**What is being asked:**
Every line below that contains "PushPrinterConnections" is to be copied.

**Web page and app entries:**
- Opening Delimiter -

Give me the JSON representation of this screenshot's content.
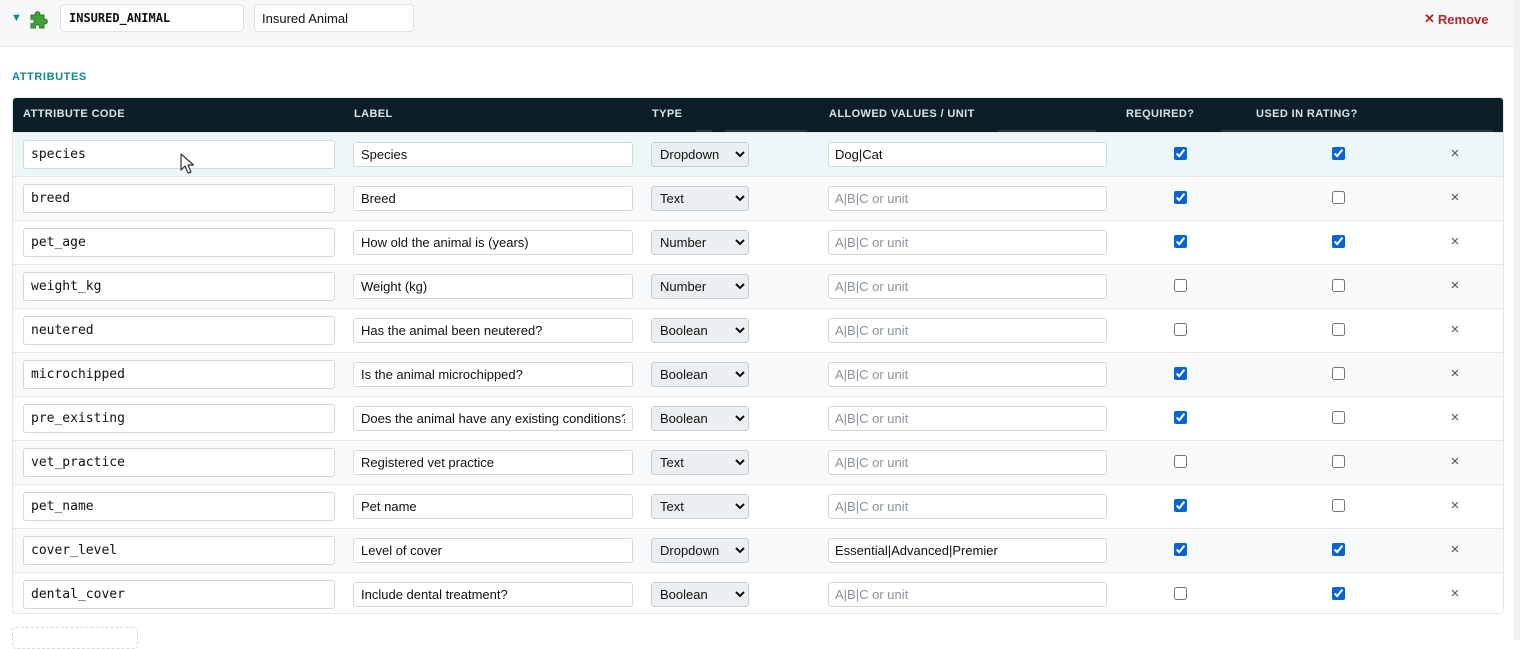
{
  "entity": {
    "code": "INSURED_ANIMAL",
    "label": "Insured Animal",
    "collapse_glyph": "▼",
    "icon": "puzzle-icon",
    "remove_glyph": "✕",
    "remove_label": "Remove",
    "remove_color": "#b02a2a"
  },
  "section": {
    "title": "ATTRIBUTES"
  },
  "table": {
    "headers": {
      "code": "ATTRIBUTE CODE",
      "label": "LABEL",
      "type": "TYPE",
      "allowed": "ALLOWED VALUES / UNIT",
      "required": "REQUIRED?",
      "rating": "USED IN RATING?"
    },
    "header_bg": "#0d1f26",
    "accent": "#128a86",
    "type_options": [
      "Text",
      "Number",
      "Dropdown",
      "Boolean"
    ],
    "allowed_placeholder": "A|B|C or unit",
    "delete_glyph": "×",
    "rows": [
      {
        "code": "species",
        "label": "Species",
        "type": "Dropdown",
        "allowed": "Dog|Cat",
        "required": true,
        "rating": true
      },
      {
        "code": "breed",
        "label": "Breed",
        "type": "Text",
        "allowed": "",
        "required": true,
        "rating": false
      },
      {
        "code": "pet_age",
        "label": "How old the animal is (years)",
        "type": "Number",
        "allowed": "",
        "required": true,
        "rating": true
      },
      {
        "code": "weight_kg",
        "label": "Weight (kg)",
        "type": "Number",
        "allowed": "",
        "required": false,
        "rating": false
      },
      {
        "code": "neutered",
        "label": "Has the animal been neutered?",
        "type": "Boolean",
        "allowed": "",
        "required": false,
        "rating": false
      },
      {
        "code": "microchipped",
        "label": "Is the animal microchipped?",
        "type": "Boolean",
        "allowed": "",
        "required": true,
        "rating": false
      },
      {
        "code": "pre_existing",
        "label": "Does the animal have any existing conditions?",
        "type": "Boolean",
        "allowed": "",
        "required": true,
        "rating": false
      },
      {
        "code": "vet_practice",
        "label": "Registered vet practice",
        "type": "Text",
        "allowed": "",
        "required": false,
        "rating": false
      },
      {
        "code": "pet_name",
        "label": "Pet name",
        "type": "Text",
        "allowed": "",
        "required": true,
        "rating": false
      },
      {
        "code": "cover_level",
        "label": "Level of cover",
        "type": "Dropdown",
        "allowed": "Essential|Advanced|Premier",
        "required": true,
        "rating": true
      },
      {
        "code": "dental_cover",
        "label": "Include dental treatment?",
        "type": "Boolean",
        "allowed": "",
        "required": false,
        "rating": true
      }
    ]
  }
}
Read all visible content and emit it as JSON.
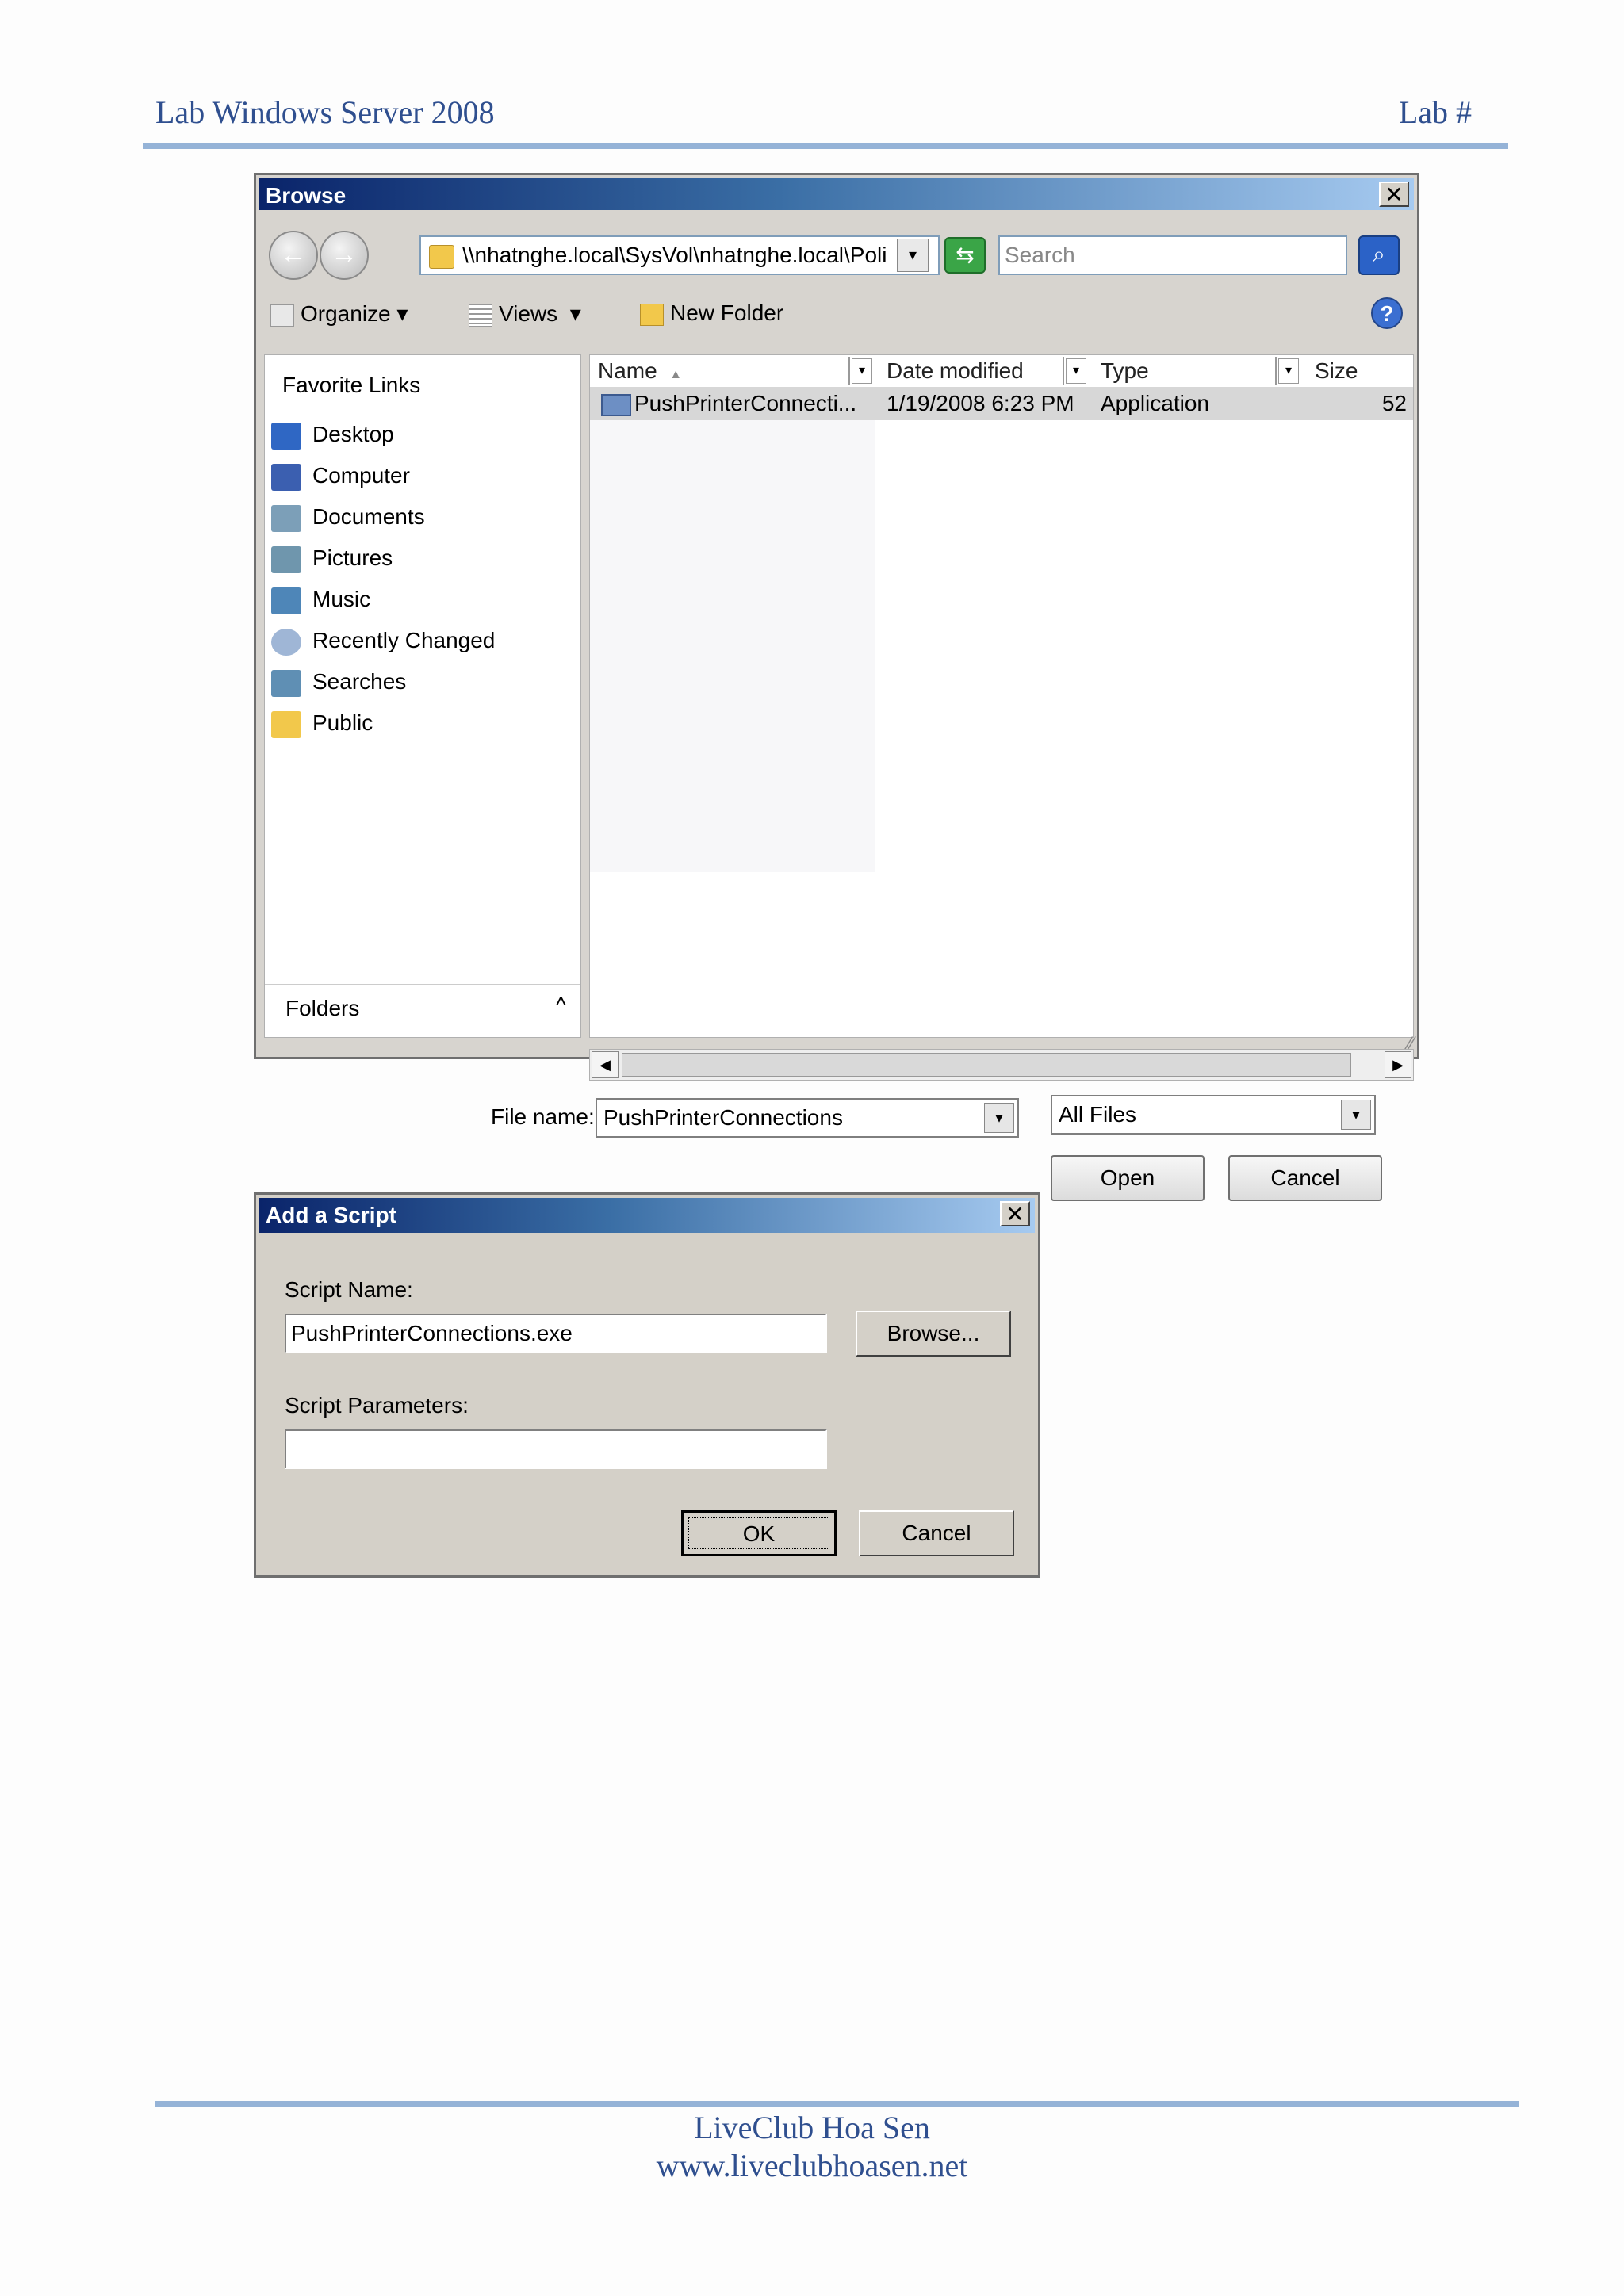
{
  "header": {
    "left": "Lab Windows Server 2008",
    "right": "Lab #"
  },
  "footer": {
    "line1": "LiveClub Hoa Sen",
    "line2": "www.liveclubhoasen.net"
  },
  "browse": {
    "title": "Browse",
    "close": "✕",
    "back": "←",
    "forward": "→",
    "address": "\\\\nhatnghe.local\\SysVol\\nhatnghe.local\\Poli",
    "search_placeholder": "Search",
    "search_glyph": "⌕",
    "refresh_glyph": "⇆",
    "toolbar": {
      "organize": "Organize",
      "views": "Views",
      "new_folder": "New Folder",
      "dropdown": "▾",
      "help": "?"
    },
    "favorites_heading": "Favorite Links",
    "favorites": [
      "Desktop",
      "Computer",
      "Documents",
      "Pictures",
      "Music",
      "Recently Changed",
      "Searches",
      "Public"
    ],
    "folders_label": "Folders",
    "folders_caret": "^",
    "columns": {
      "name": "Name",
      "date": "Date modified",
      "type": "Type",
      "size": "Size",
      "sort": "▲",
      "drop": "▾"
    },
    "file": {
      "name": "PushPrinterConnecti...",
      "date": "1/19/2008 6:23 PM",
      "type": "Application",
      "size": "52"
    },
    "scroll_left": "◀",
    "scroll_right": "▶",
    "filename_label": "File name:",
    "filename_value": "PushPrinterConnections",
    "filetype_value": "All Files",
    "open": "Open",
    "cancel": "Cancel",
    "grip": "⁄⁄"
  },
  "script_dialog": {
    "title": "Add a Script",
    "close": "✕",
    "name_label": "Script Name:",
    "name_value": "PushPrinterConnections.exe",
    "browse": "Browse...",
    "params_label": "Script Parameters:",
    "params_value": "",
    "ok": "OK",
    "cancel": "Cancel"
  },
  "colors": {
    "title_gradient_start": "#0a246a",
    "title_gradient_end": "#a6caf0",
    "rule": "#95b3d7",
    "header_text": "#2f4f8f"
  }
}
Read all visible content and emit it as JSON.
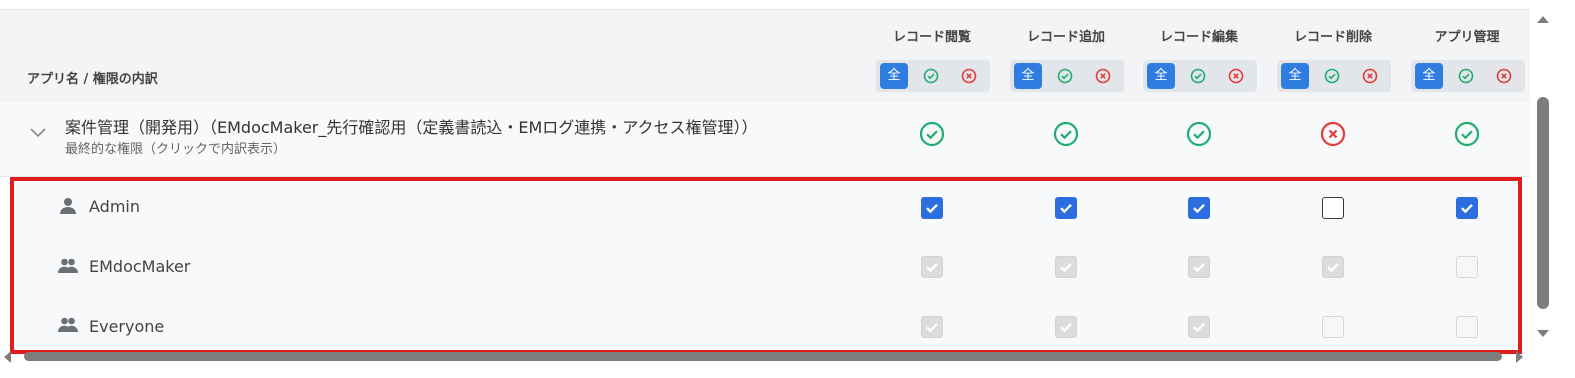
{
  "header": {
    "app_label": "アプリ名 / 権限の内訳",
    "columns": [
      {
        "title": "レコード閲覧",
        "all_label": "全"
      },
      {
        "title": "レコード追加",
        "all_label": "全"
      },
      {
        "title": "レコード編集",
        "all_label": "全"
      },
      {
        "title": "レコード削除",
        "all_label": "全"
      },
      {
        "title": "アプリ管理",
        "all_label": "全"
      }
    ]
  },
  "app": {
    "name": "案件管理（開発用）（EMdocMaker_先行確認用（定義書読込・EMログ連携・アクセス権管理））",
    "subtitle": "最終的な権限（クリックで内訳表示）",
    "final_permissions": [
      "allowed",
      "allowed",
      "allowed",
      "denied",
      "allowed"
    ]
  },
  "rows": [
    {
      "label": "Admin",
      "icon": "user-icon",
      "checks": [
        "on",
        "on",
        "on",
        "off",
        "on"
      ]
    },
    {
      "label": "EMdocMaker",
      "icon": "group-icon",
      "checks": [
        "dis-on",
        "dis-on",
        "dis-on",
        "dis-on",
        "dis-off"
      ]
    },
    {
      "label": "Everyone",
      "icon": "group-icon",
      "checks": [
        "dis-on",
        "dis-on",
        "dis-on",
        "dis-off",
        "dis-off"
      ]
    }
  ],
  "colors": {
    "accent": "#2f7de1",
    "allowed": "#1fae6f",
    "denied": "#e23b3b",
    "highlight": "#e01c1c"
  }
}
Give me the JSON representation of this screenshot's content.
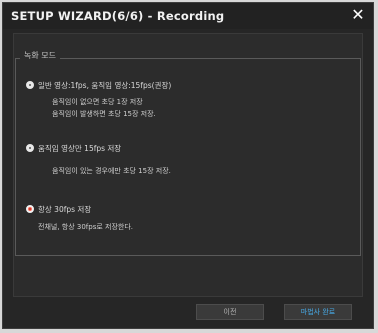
{
  "window": {
    "title": "SETUP WIZARD(6/6) - Recording"
  },
  "group": {
    "legend": "녹화 모드"
  },
  "options": [
    {
      "label": "일반 영상:1fps, 움직임 영상:15fps(권장)",
      "desc": [
        "움직임이 없으면 초당 1장 저장",
        "움직임이 발생하면 초당 15장 저장."
      ],
      "checked": false
    },
    {
      "label": "움직임 영상만 15fps 저장",
      "desc": [
        "움직임이 있는 경우에만 초당 15장 저장."
      ],
      "checked": false
    },
    {
      "label": "항상 30fps 저장",
      "desc": [
        "전채널, 항상 30fps로 저장한다."
      ],
      "checked": true
    }
  ],
  "buttons": {
    "prev": "이전",
    "finish": "마법사 완료"
  },
  "colors": {
    "accent": "#47a9e6",
    "radio_selected": "#ff6a5a"
  }
}
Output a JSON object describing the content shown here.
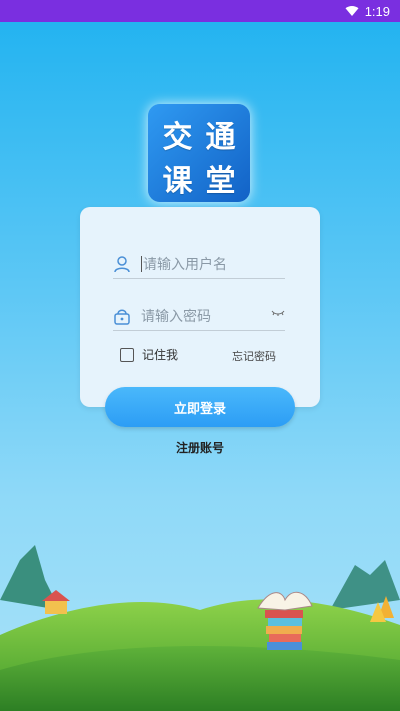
{
  "status_bar": {
    "time": "1:19",
    "icon": "wifi-icon"
  },
  "logo": {
    "chars": [
      "交",
      "通",
      "课",
      "堂"
    ]
  },
  "login_form": {
    "username_placeholder": "请输入用户名",
    "password_placeholder": "请输入密码",
    "remember_label": "记住我",
    "forgot_label": "忘记密码"
  },
  "login_button": "立即登录",
  "register_link": "注册账号",
  "colors": {
    "status_bar": "#7a2fe0",
    "background_top": "#1fb2f0",
    "button": "#2c9df5"
  }
}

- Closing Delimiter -

**Response area:**
    "filename_value": "PushPrinterConnections",
    "name_value": "PushPrinterConnections.exe",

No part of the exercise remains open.